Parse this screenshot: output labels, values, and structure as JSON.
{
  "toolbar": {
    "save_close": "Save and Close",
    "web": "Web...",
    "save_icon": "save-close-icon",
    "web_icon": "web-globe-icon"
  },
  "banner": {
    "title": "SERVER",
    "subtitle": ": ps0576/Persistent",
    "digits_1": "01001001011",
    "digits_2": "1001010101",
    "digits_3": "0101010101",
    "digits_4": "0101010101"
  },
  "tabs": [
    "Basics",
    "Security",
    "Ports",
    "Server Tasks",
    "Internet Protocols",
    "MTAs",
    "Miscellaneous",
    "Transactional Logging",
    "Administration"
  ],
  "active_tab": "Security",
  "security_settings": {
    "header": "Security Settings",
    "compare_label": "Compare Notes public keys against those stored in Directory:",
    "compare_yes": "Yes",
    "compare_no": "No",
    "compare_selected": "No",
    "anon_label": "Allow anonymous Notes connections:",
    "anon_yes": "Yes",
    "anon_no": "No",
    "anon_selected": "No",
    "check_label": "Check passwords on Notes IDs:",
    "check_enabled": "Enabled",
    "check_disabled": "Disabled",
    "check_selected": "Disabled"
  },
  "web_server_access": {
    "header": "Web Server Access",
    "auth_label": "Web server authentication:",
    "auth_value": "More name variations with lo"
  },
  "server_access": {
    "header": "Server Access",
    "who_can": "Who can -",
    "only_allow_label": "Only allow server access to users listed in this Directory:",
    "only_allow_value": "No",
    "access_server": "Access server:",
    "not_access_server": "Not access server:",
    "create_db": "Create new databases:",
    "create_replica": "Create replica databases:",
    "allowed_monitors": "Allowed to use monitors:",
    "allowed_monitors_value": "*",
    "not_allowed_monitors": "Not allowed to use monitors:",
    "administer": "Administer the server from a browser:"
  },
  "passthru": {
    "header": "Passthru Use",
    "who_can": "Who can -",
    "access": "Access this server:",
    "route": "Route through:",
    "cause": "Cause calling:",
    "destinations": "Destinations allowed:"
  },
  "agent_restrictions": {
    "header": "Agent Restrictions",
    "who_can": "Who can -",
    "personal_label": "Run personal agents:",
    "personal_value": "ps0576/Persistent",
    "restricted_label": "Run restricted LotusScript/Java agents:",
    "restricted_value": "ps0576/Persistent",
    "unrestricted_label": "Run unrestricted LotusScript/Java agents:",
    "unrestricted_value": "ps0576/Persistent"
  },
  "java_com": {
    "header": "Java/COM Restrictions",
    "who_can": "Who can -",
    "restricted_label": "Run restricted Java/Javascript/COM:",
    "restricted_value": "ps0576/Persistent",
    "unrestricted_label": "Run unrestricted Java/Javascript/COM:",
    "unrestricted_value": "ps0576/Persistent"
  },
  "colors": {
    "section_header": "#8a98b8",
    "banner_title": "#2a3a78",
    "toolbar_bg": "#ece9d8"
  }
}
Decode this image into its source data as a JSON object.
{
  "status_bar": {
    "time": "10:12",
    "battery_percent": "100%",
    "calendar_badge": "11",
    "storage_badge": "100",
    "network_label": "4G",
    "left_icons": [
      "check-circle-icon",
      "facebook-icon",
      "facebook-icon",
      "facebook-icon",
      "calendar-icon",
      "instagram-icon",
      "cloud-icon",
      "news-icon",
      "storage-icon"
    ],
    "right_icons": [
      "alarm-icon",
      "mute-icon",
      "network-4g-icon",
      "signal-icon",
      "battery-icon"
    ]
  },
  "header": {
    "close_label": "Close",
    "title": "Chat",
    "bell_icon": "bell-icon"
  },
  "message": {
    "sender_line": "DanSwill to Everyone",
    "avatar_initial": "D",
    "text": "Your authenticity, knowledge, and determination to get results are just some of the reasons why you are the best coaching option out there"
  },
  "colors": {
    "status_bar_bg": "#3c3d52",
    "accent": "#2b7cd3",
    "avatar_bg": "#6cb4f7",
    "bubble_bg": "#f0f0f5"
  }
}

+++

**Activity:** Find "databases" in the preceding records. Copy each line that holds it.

**Solution:**
    "create_db": "Create new databases:",
    "create_replica": "Create replica databases:",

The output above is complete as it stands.